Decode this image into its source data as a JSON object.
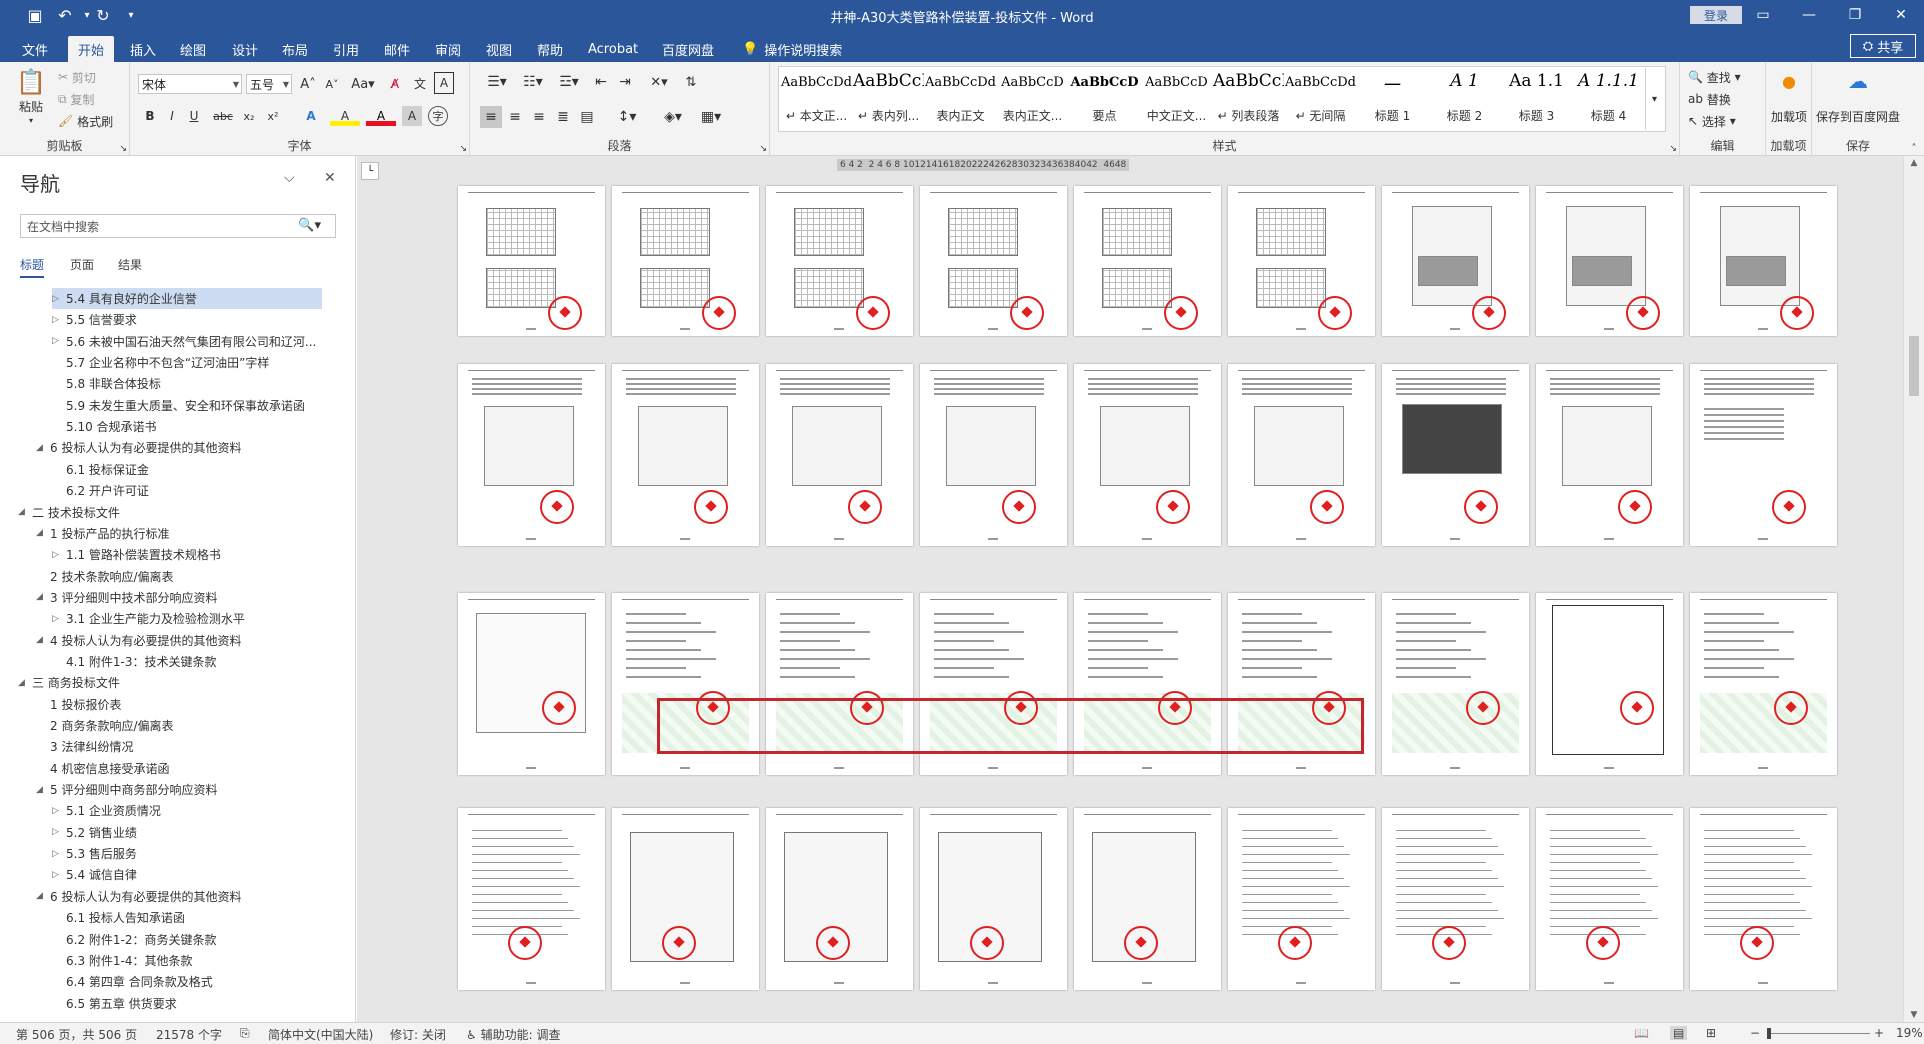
{
  "titlebar": {
    "title": "井神-A30大类管路补偿装置-投标文件  -  Word",
    "login": "登录",
    "save_icon": "save-icon",
    "undo_icon": "undo-icon",
    "redo_icon": "redo-icon",
    "customize_icon": "chevron-down-icon"
  },
  "ribbon_tabs": [
    "文件",
    "开始",
    "插入",
    "绘图",
    "设计",
    "布局",
    "引用",
    "邮件",
    "审阅",
    "视图",
    "帮助",
    "Acrobat",
    "百度网盘"
  ],
  "active_tab": "开始",
  "tell_me": "操作说明搜索",
  "share": "共享",
  "clipboard": {
    "paste": "粘贴",
    "cut": "剪切",
    "copy": "复制",
    "format_painter": "格式刷",
    "label": "剪贴板"
  },
  "font": {
    "name": "宋体",
    "size": "五号",
    "label": "字体",
    "buttons": [
      "B",
      "I",
      "U",
      "abc",
      "x₂",
      "x²",
      "A",
      "A",
      "A",
      "A"
    ]
  },
  "paragraph": {
    "label": "段落"
  },
  "styles": {
    "label": "样式",
    "items": [
      {
        "sample": "AaBbCcDdI",
        "name": "↵ 本文正..."
      },
      {
        "sample": "AaBbCcD",
        "name": "↵ 表内列..."
      },
      {
        "sample": "AaBbCcDdI",
        "name": "表内正文"
      },
      {
        "sample": "AaBbCcD",
        "name": "表内正文..."
      },
      {
        "sample": "AaBbCcD",
        "name": "要点"
      },
      {
        "sample": "AaBbCcD",
        "name": "中文正文..."
      },
      {
        "sample": "AaBbCcI",
        "name": "↵ 列表段落"
      },
      {
        "sample": "AaBbCcDdI",
        "name": "↵ 无间隔"
      },
      {
        "sample": "一",
        "name": "标题 1"
      },
      {
        "sample": "A 1",
        "name": "标题 2"
      },
      {
        "sample": "Aa 1.1",
        "name": "标题 3"
      },
      {
        "sample": "A 1.1.1",
        "name": "标题 4"
      }
    ]
  },
  "editing": {
    "find": "查找",
    "replace": "替换",
    "select": "选择",
    "label": "编辑"
  },
  "addins": {
    "load": "加载项",
    "label": "加载项"
  },
  "save_group": {
    "save_baidu": "保存到百度网盘",
    "label": "保存"
  },
  "nav": {
    "title": "导航",
    "search_placeholder": "在文档中搜索",
    "tabs": [
      "标题",
      "页面",
      "结果"
    ],
    "items": [
      {
        "text": "5.4 具有良好的企业信誉",
        "level": 3,
        "tri": "▷",
        "selected": true
      },
      {
        "text": "5.5 信誉要求",
        "level": 3,
        "tri": "▷"
      },
      {
        "text": "5.6 未被中国石油天然气集团有限公司和辽河...",
        "level": 3,
        "tri": "▷"
      },
      {
        "text": "5.7 企业名称中不包含“辽河油田”字样",
        "level": 3,
        "tri": ""
      },
      {
        "text": "5.8 非联合体投标",
        "level": 3,
        "tri": ""
      },
      {
        "text": "5.9 未发生重大质量、安全和环保事故承诺函",
        "level": 3,
        "tri": ""
      },
      {
        "text": "5.10 合规承诺书",
        "level": 3,
        "tri": ""
      },
      {
        "text": "6 投标人认为有必要提供的其他资料",
        "level": 2,
        "tri": "◢"
      },
      {
        "text": "6.1 投标保证金",
        "level": 3,
        "tri": ""
      },
      {
        "text": "6.2 开户许可证",
        "level": 3,
        "tri": ""
      },
      {
        "text": "二 技术投标文件",
        "level": 1,
        "tri": "◢"
      },
      {
        "text": "1 投标产品的执行标准",
        "level": 2,
        "tri": "◢"
      },
      {
        "text": "1.1 管路补偿装置技术规格书",
        "level": 3,
        "tri": "▷"
      },
      {
        "text": "2 技术条款响应/偏离表",
        "level": 2,
        "tri": ""
      },
      {
        "text": "3 评分细则中技术部分响应资料",
        "level": 2,
        "tri": "◢"
      },
      {
        "text": "3.1 企业生产能力及检验检测水平",
        "level": 3,
        "tri": "▷"
      },
      {
        "text": "4 投标人认为有必要提供的其他资料",
        "level": 2,
        "tri": "◢"
      },
      {
        "text": "4.1 附件1-3：技术关键条款",
        "level": 3,
        "tri": ""
      },
      {
        "text": "三 商务投标文件",
        "level": 1,
        "tri": "◢"
      },
      {
        "text": "1 投标报价表",
        "level": 2,
        "tri": ""
      },
      {
        "text": "2 商务条款响应/偏离表",
        "level": 2,
        "tri": ""
      },
      {
        "text": "3 法律纠纷情况",
        "level": 2,
        "tri": ""
      },
      {
        "text": "4 机密信息接受承诺函",
        "level": 2,
        "tri": ""
      },
      {
        "text": "5 评分细则中商务部分响应资料",
        "level": 2,
        "tri": "◢"
      },
      {
        "text": "5.1 企业资质情况",
        "level": 3,
        "tri": "▷"
      },
      {
        "text": "5.2 销售业绩",
        "level": 3,
        "tri": "▷"
      },
      {
        "text": "5.3 售后服务",
        "level": 3,
        "tri": "▷"
      },
      {
        "text": "5.4 诚信自律",
        "level": 3,
        "tri": "▷"
      },
      {
        "text": "6 投标人认为有必要提供的其他资料",
        "level": 2,
        "tri": "◢"
      },
      {
        "text": "6.1 投标人告知承诺函",
        "level": 3,
        "tri": ""
      },
      {
        "text": "6.2 附件1-2：商务关键条款",
        "level": 3,
        "tri": ""
      },
      {
        "text": "6.3 附件1-4：其他条款",
        "level": 3,
        "tri": ""
      },
      {
        "text": "6.4 第四章 合同条款及格式",
        "level": 3,
        "tri": ""
      },
      {
        "text": "6.5 第五章 供货要求",
        "level": 3,
        "tri": ""
      }
    ]
  },
  "ruler_text": "6 4 2  2 4 6 8 1012141618202224262830323436384042  4648",
  "status": {
    "page": "第 506 页，共 506 页",
    "words": "21578 个字",
    "language": "简体中文(中国大陆)",
    "track_changes": "修订: 关闭",
    "accessibility": "辅助功能: 调查",
    "zoom": "19%"
  }
}
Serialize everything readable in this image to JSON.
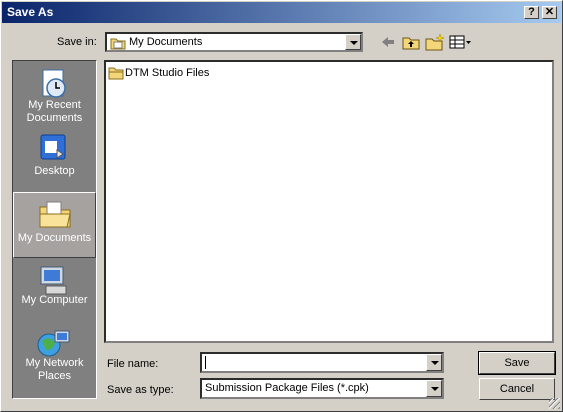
{
  "window": {
    "title": "Save As",
    "help_label": "?",
    "close_label": "✕"
  },
  "toolbar": {
    "save_in_label": "Save in:",
    "location_value": "My Documents",
    "back_icon": "back-arrow-icon",
    "up_icon": "up-one-level-icon",
    "new_folder_icon": "new-folder-icon",
    "views_icon": "views-menu-icon"
  },
  "places": [
    {
      "label": "My Recent Documents",
      "icon": "recent-documents-icon",
      "selected": false
    },
    {
      "label": "Desktop",
      "icon": "desktop-icon",
      "selected": false
    },
    {
      "label": "My Documents",
      "icon": "my-documents-icon",
      "selected": true
    },
    {
      "label": "My Computer",
      "icon": "my-computer-icon",
      "selected": false
    },
    {
      "label": "My Network Places",
      "icon": "network-places-icon",
      "selected": false
    }
  ],
  "files": [
    {
      "name": "DTM Studio Files",
      "icon": "folder-icon"
    }
  ],
  "form": {
    "file_name_label": "File name:",
    "file_name_value": "",
    "save_as_type_label": "Save as type:",
    "save_as_type_value": "Submission Package Files (*.cpk)"
  },
  "buttons": {
    "save": "Save",
    "cancel": "Cancel"
  },
  "colors": {
    "title_start": "#0a246a",
    "title_end": "#a6caf0",
    "face": "#d4d0c8",
    "places_bg": "#808080"
  }
}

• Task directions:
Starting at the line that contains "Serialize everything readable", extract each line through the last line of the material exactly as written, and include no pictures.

• Written answer:
Serialize everything readable in this image to JSON.
{
  "window": {
    "title": "Save As",
    "help_label": "?",
    "close_label": "✕"
  },
  "toolbar": {
    "save_in_label": "Save in:",
    "location_value": "My Documents",
    "back_icon": "back-arrow-icon",
    "up_icon": "up-one-level-icon",
    "new_folder_icon": "new-folder-icon",
    "views_icon": "views-menu-icon"
  },
  "places": [
    {
      "label": "My Recent Documents",
      "icon": "recent-documents-icon",
      "selected": false
    },
    {
      "label": "Desktop",
      "icon": "desktop-icon",
      "selected": false
    },
    {
      "label": "My Documents",
      "icon": "my-documents-icon",
      "selected": true
    },
    {
      "label": "My Computer",
      "icon": "my-computer-icon",
      "selected": false
    },
    {
      "label": "My Network Places",
      "icon": "network-places-icon",
      "selected": false
    }
  ],
  "files": [
    {
      "name": "DTM Studio Files",
      "icon": "folder-icon"
    }
  ],
  "form": {
    "file_name_label": "File name:",
    "file_name_value": "",
    "save_as_type_label": "Save as type:",
    "save_as_type_value": "Submission Package Files (*.cpk)"
  },
  "buttons": {
    "save": "Save",
    "cancel": "Cancel"
  },
  "colors": {
    "title_start": "#0a246a",
    "title_end": "#a6caf0",
    "face": "#d4d0c8",
    "places_bg": "#808080"
  }
}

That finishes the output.